┌─ Supplied entries

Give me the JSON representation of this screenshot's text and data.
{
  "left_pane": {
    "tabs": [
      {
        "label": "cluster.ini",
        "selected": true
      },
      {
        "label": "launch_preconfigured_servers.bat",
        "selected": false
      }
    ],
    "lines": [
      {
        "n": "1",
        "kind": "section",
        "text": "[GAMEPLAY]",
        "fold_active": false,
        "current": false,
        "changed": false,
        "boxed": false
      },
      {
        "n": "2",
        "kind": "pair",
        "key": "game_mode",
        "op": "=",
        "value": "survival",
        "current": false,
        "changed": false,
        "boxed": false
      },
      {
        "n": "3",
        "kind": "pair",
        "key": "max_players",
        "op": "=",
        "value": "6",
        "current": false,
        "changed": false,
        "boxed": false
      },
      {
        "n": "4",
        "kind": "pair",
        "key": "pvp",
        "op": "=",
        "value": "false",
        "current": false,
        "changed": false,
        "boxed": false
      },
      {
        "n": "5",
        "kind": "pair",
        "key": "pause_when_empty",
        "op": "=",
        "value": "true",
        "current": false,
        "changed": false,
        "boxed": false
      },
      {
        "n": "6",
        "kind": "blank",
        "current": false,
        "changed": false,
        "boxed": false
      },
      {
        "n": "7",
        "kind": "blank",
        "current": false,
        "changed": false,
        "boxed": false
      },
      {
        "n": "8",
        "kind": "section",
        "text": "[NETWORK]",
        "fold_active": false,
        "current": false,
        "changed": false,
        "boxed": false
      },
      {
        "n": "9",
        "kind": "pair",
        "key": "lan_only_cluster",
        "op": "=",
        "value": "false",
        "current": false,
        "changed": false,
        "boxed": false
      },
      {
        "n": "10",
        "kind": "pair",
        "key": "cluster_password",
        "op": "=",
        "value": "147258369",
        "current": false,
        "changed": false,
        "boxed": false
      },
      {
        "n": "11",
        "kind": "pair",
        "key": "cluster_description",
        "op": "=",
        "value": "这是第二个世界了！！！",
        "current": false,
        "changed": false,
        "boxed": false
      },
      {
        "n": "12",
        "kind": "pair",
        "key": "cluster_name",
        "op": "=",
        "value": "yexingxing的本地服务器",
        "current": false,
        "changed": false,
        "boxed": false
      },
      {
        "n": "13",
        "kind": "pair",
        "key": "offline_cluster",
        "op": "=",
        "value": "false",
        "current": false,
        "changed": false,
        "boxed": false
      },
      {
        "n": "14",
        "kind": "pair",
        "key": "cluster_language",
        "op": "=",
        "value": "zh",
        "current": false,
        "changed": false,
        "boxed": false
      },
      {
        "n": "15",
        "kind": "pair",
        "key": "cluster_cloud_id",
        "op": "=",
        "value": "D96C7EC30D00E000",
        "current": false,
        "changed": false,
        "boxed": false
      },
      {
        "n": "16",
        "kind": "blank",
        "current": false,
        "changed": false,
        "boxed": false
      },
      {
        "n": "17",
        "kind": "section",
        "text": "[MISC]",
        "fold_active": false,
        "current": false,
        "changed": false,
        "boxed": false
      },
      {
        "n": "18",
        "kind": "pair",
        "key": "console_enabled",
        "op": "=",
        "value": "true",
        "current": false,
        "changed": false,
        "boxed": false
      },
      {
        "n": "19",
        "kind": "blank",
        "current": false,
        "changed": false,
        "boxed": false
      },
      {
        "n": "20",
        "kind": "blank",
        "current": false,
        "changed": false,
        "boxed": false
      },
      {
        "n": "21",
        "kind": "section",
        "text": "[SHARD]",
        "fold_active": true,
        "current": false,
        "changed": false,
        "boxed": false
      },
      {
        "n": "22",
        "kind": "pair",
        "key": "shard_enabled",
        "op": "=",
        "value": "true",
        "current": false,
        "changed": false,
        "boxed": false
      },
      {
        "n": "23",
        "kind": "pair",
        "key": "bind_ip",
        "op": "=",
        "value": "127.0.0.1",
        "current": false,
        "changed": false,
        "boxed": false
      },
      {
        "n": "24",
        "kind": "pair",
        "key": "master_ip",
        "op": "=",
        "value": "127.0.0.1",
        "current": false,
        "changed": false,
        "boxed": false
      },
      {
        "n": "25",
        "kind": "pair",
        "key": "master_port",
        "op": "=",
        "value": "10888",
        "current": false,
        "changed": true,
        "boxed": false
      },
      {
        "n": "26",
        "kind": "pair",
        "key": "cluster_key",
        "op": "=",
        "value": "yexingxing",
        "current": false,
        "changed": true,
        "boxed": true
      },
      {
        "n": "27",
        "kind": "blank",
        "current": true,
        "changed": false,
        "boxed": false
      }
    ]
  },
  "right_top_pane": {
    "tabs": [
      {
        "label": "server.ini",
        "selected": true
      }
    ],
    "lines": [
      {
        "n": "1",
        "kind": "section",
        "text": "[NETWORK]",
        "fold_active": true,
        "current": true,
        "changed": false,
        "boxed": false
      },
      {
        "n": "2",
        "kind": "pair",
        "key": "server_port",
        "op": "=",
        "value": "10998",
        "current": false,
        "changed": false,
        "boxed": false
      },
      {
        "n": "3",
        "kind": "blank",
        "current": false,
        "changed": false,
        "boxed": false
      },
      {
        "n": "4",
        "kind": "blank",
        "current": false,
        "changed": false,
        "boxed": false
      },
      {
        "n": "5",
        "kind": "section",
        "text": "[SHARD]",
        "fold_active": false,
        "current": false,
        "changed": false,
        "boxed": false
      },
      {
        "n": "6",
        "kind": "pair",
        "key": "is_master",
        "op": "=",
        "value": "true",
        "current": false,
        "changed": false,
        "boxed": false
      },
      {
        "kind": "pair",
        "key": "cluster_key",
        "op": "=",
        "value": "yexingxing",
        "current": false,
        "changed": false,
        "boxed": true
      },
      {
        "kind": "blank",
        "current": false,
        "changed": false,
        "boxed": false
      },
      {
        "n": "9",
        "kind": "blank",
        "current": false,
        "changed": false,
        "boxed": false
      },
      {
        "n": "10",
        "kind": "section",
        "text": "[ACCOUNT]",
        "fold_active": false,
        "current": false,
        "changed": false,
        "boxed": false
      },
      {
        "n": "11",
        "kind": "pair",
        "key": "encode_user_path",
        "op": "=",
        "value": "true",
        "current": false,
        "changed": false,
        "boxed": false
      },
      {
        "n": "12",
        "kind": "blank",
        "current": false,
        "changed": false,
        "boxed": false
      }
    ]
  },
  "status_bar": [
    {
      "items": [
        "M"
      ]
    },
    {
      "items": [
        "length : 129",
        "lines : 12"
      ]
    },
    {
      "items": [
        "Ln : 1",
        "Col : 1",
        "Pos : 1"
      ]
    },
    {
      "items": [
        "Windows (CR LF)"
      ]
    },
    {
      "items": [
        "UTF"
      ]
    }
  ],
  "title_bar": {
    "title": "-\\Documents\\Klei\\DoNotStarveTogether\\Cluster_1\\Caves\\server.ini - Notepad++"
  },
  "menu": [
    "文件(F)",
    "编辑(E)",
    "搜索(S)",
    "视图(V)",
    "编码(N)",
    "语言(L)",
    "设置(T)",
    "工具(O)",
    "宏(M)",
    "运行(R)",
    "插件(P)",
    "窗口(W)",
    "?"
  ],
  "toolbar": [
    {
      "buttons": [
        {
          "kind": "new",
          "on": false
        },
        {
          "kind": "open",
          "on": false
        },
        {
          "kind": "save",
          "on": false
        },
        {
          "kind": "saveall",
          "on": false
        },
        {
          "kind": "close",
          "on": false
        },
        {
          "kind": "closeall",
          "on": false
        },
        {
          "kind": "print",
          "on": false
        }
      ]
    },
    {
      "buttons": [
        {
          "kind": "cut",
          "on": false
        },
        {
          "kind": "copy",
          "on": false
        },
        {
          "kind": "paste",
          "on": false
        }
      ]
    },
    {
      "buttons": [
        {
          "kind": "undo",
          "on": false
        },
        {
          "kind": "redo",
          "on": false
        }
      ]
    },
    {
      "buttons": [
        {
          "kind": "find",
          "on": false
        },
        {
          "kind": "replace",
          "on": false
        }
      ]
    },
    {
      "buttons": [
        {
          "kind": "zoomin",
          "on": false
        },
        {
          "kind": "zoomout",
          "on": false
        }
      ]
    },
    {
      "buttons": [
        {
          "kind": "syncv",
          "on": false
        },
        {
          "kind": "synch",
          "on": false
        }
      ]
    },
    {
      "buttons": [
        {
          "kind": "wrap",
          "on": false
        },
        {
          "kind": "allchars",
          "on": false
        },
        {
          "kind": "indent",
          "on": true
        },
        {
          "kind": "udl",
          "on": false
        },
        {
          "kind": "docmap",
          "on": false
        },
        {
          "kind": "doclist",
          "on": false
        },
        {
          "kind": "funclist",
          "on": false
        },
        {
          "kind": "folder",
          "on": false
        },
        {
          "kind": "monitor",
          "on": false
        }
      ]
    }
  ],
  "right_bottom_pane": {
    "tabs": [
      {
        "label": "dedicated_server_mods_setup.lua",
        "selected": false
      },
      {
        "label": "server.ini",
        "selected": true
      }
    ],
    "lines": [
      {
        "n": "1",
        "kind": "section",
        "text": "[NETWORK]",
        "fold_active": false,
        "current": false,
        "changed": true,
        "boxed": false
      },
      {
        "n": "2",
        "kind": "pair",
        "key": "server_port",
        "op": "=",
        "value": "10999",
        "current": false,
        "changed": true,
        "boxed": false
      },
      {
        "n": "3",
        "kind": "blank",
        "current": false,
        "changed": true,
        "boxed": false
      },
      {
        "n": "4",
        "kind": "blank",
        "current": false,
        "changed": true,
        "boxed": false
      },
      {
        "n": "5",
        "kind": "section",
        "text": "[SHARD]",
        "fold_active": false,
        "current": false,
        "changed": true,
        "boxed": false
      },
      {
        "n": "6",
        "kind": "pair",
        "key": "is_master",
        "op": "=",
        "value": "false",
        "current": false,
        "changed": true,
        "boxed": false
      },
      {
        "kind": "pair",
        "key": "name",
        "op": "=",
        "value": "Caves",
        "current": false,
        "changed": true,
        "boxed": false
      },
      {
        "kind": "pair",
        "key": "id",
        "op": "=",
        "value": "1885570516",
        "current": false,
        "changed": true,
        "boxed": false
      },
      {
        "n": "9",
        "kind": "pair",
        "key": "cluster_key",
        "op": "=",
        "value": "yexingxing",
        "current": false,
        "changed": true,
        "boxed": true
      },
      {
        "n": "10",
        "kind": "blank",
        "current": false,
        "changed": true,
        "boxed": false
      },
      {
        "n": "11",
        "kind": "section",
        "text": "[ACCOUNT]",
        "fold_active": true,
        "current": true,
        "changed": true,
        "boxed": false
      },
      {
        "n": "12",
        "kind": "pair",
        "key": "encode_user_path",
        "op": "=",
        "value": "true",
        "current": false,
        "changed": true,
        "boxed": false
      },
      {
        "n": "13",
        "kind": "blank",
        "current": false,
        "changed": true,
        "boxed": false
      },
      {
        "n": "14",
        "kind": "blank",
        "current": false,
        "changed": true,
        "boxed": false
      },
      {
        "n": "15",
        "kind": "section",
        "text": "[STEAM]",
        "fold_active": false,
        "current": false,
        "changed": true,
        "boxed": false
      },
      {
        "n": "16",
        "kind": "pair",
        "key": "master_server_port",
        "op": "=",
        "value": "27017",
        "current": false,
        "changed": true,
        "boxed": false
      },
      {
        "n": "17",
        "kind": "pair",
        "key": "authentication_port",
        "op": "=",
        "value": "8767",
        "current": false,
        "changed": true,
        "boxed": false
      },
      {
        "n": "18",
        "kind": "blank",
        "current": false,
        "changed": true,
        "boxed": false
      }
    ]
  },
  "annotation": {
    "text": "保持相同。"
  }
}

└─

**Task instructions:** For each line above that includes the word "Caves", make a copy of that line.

**Answer to this problem:**
    "title": "-\\Documents\\Klei\\DoNotStarveTogether\\Cluster_1\\Caves\\server.ini - Notepad++"
        "value": "Caves",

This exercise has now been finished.